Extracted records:
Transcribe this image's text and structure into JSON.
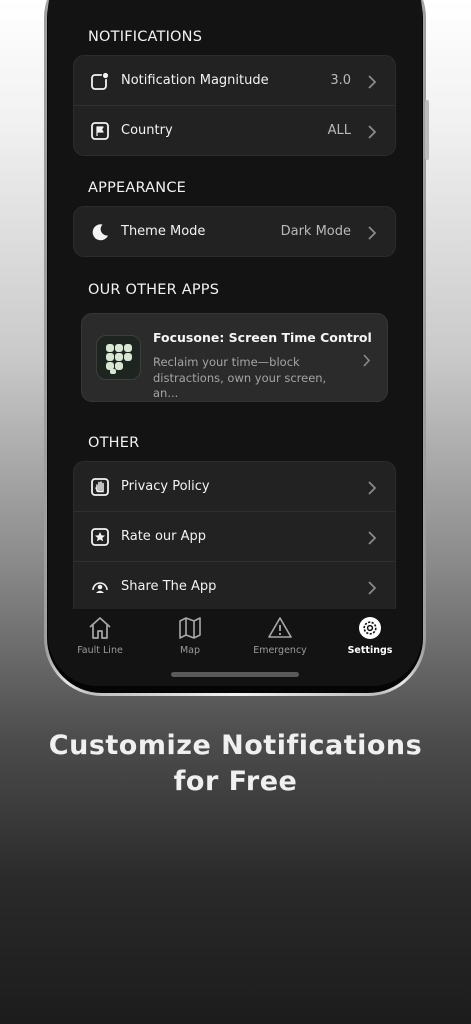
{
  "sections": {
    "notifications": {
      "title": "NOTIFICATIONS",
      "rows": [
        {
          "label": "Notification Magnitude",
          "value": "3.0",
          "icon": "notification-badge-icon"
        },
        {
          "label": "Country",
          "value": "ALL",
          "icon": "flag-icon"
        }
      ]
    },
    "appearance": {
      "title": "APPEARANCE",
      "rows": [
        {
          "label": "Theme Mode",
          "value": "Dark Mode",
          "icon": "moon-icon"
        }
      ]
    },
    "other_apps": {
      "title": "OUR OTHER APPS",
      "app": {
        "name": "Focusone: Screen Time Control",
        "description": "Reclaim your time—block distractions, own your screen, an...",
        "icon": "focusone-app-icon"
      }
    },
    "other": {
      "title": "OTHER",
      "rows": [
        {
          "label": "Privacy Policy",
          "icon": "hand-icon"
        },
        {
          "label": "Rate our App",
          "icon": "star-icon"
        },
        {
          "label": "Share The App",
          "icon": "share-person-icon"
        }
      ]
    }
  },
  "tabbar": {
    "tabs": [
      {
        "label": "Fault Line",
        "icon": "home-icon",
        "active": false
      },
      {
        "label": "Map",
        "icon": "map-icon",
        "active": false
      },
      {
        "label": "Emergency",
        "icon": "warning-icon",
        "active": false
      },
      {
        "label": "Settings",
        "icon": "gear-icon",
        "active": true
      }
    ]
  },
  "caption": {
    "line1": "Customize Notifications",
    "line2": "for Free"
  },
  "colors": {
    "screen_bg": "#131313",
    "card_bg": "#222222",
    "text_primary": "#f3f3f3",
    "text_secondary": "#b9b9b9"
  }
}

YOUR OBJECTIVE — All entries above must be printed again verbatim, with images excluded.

ANSWER BELOW —
Transcribe this image's text and structure into JSON.
{
  "sections": {
    "notifications": {
      "title": "NOTIFICATIONS",
      "rows": [
        {
          "label": "Notification Magnitude",
          "value": "3.0",
          "icon": "notification-badge-icon"
        },
        {
          "label": "Country",
          "value": "ALL",
          "icon": "flag-icon"
        }
      ]
    },
    "appearance": {
      "title": "APPEARANCE",
      "rows": [
        {
          "label": "Theme Mode",
          "value": "Dark Mode",
          "icon": "moon-icon"
        }
      ]
    },
    "other_apps": {
      "title": "OUR OTHER APPS",
      "app": {
        "name": "Focusone: Screen Time Control",
        "description": "Reclaim your time—block distractions, own your screen, an...",
        "icon": "focusone-app-icon"
      }
    },
    "other": {
      "title": "OTHER",
      "rows": [
        {
          "label": "Privacy Policy",
          "icon": "hand-icon"
        },
        {
          "label": "Rate our App",
          "icon": "star-icon"
        },
        {
          "label": "Share The App",
          "icon": "share-person-icon"
        }
      ]
    }
  },
  "tabbar": {
    "tabs": [
      {
        "label": "Fault Line",
        "icon": "home-icon",
        "active": false
      },
      {
        "label": "Map",
        "icon": "map-icon",
        "active": false
      },
      {
        "label": "Emergency",
        "icon": "warning-icon",
        "active": false
      },
      {
        "label": "Settings",
        "icon": "gear-icon",
        "active": true
      }
    ]
  },
  "caption": {
    "line1": "Customize Notifications",
    "line2": "for Free"
  },
  "colors": {
    "screen_bg": "#131313",
    "card_bg": "#222222",
    "text_primary": "#f3f3f3",
    "text_secondary": "#b9b9b9"
  }
}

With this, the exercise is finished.